Capitol Hill ramming attacker member of antisemitic Nation of Islam org.

Green spoke on Facebook about the "end times," the anti-Christ and government "mind control," and praised Louis Farrakhan, the antisemitic black nationalist Nation of Islam leader.

MANY OF these Jew-hating canards can be traced back to the man once known as Louis X, today more well renowned and recognized as the Reverend Louis Farrakhan Sr.  (photo credit: REBECCA COOK / REUTERS)
MANY OF these Jew-hating canards can be traced back to the man once known as Louis X, today more well renowned and recognized as the Reverend Louis Farrakhan Sr.
(photo credit: REBECCA COOK / REUTERS)
Noah Green, 25, of Newport News, Virginia, was named as the suspect in the ramming attack at the northern barricade of Capitol Hill on Friday night, multiple media organizations reported, citing police.
Green spoke on Facebook about the "end times," the anti-Christ and government "mind control," according to the reports.
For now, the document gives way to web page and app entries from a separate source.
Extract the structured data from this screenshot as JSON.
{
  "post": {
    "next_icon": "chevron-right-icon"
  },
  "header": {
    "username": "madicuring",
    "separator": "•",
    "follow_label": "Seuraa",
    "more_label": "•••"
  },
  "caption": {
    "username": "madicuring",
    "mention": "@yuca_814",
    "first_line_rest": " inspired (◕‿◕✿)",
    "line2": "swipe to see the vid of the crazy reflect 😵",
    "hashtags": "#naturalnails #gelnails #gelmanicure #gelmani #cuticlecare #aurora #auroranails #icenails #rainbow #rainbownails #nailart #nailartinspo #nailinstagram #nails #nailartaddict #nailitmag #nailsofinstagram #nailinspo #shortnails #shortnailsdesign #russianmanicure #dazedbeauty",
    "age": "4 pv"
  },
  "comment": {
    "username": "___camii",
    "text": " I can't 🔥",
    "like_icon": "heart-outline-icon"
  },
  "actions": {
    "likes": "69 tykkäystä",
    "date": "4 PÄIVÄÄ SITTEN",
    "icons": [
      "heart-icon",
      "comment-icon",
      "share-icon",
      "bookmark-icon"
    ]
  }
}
He also said he was unemployed after leaving his job, "partly due to afflictions," and praised the antisemitic black nationalist Nation of Islam leader Louis Farrakhan.
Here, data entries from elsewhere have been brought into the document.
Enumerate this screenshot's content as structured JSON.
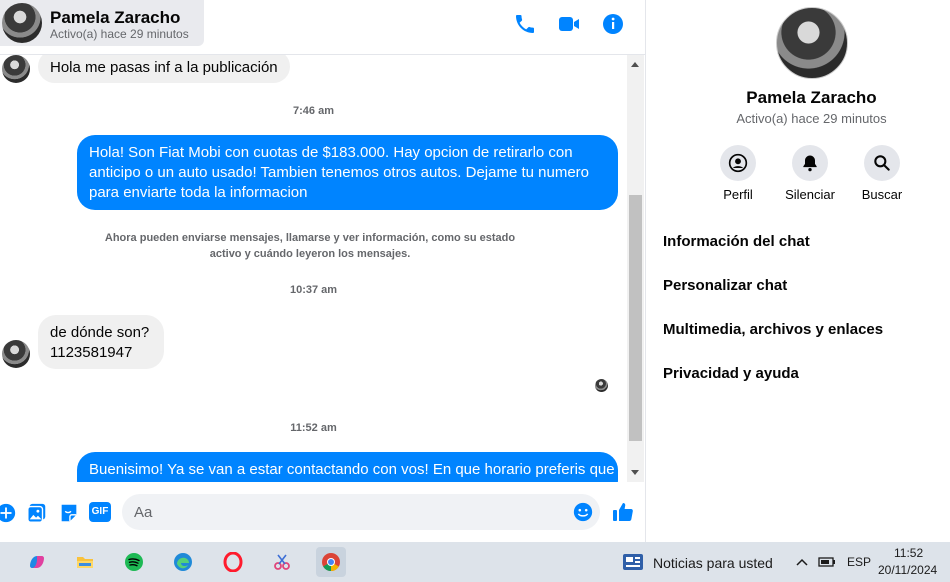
{
  "header": {
    "name": "Pamela Zaracho",
    "status": "Activo(a) hace 29 minutos",
    "icons": [
      "phone-icon",
      "video-icon",
      "info-icon"
    ]
  },
  "messages": {
    "m1": "Hola me pasas inf a la publicación",
    "t1": "7:46 am",
    "m2": "Hola! Son Fiat Mobi con cuotas de $183.000. Hay opcion de retirarlo con anticipo o un auto usado! Tambien tenemos otros autos. Dejame tu numero para enviarte toda la informacion",
    "notice": "Ahora pueden enviarse mensajes, llamarse y ver información, como su estado activo y cuándo leyeron los mensajes.",
    "t2": "10:37 am",
    "m3_line1": "de dónde son?",
    "m3_line2": "1123581947",
    "t3": "11:52 am",
    "m4": "Buenisimo! Ya se van a estar contactando con vos! En que horario preferis que"
  },
  "composer": {
    "placeholder": "Aa",
    "icons": [
      "plus-icon",
      "image-icon",
      "sticker-icon",
      "gif-icon",
      "emoji-icon",
      "like-icon"
    ],
    "gif_label": "GIF"
  },
  "info": {
    "name": "Pamela Zaracho",
    "status": "Activo(a) hace 29 minutos",
    "actions": [
      {
        "label": "Perfil",
        "icon": "profile-icon"
      },
      {
        "label": "Silenciar",
        "icon": "bell-icon"
      },
      {
        "label": "Buscar",
        "icon": "search-icon"
      }
    ],
    "sections": [
      "Información del chat",
      "Personalizar chat",
      "Multimedia, archivos y enlaces",
      "Privacidad y ayuda"
    ]
  },
  "taskbar": {
    "apps": [
      "copilot-icon",
      "file-explorer-icon",
      "spotify-icon",
      "edge-icon",
      "opera-icon",
      "snipping-tool-icon",
      "chrome-icon"
    ],
    "news": "Noticias para usted",
    "lang": "ESP",
    "time": "11:52",
    "date": "20/11/2024"
  },
  "colors": {
    "accent": "#0084ff",
    "incoming_bubble": "#f0f0f0",
    "taskbar": "#dde3ea"
  }
}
Farrakhan has a long history of promoting antisemitic conspiracy theories such as Jewish and Israeli involvement in the September 11 terrorist attacks in the US, claiming that Jews controlled the trans-Atlantic slave trade and calling Judaism a "gutter religion." He had previously compared Jews to termites on social media.
In screenshots obtained by multiple sources, Green could be seen calling himself "Noah X" in the style of Malcolm X, a known ex-leader within the Nation of Islam movement from 70 years prior.
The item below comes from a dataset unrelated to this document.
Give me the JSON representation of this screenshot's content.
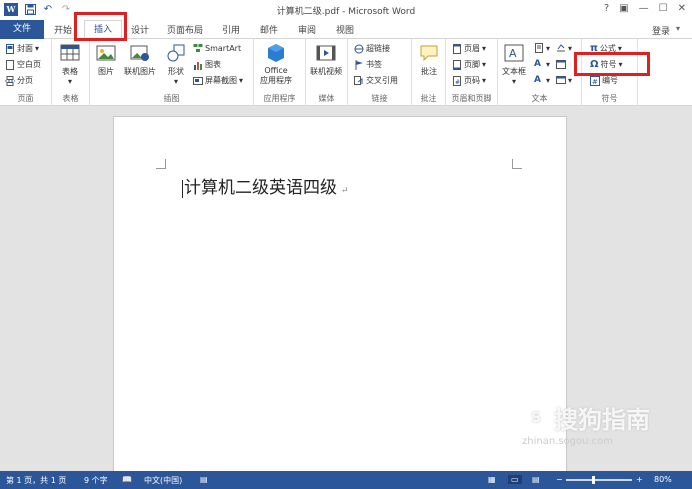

"My faith is one of the only things that has been able to carry me through these times and my faith is centered on the belief of the Honorable Minister Louis Farrakhan as Jesus, the Messiah, the final divine reminder in our midst," Green wrote in a Facebook post obtained by the Stop Antisemitism movement. "I consider him my spiritual father."
Law enforcement officials confirmed that on Facebook, Green had posted speeches and articles written by Farrakhan and Elijah Muhammad, who led the Nation of Islam from 1934 to 1975, that discussed the decline of America.
In December 2020, he petitioned to change his name to Noah Zaeem Muhammad but failed to appear at his hearing in Indianapolis last Tuesday, The New York Times reported.
Facebook said in a statement that it removed the suspect’s accounts from Facebook and Instagram and were in contact with law enforcement.
Brendan Green told the Washington Post his brother had been violently ill on Thursday evening at the Virginia apartment they shared, and later sent him a text message saying that he planned to become homeless.
Police said the suspect was not known to them, and they had yet to determine what motivated him.
"Clearly this was someone who was actively trying to just get at whoever or whatever - we just don't know right now," said Robert Contee, acting chief of the Metropolitan Police Department of Washington.
"Whether the attack was at law enforcement or whoever, we have a responsibility to get to the bottom of it – and we'll do that."

Reuters contributed to this report.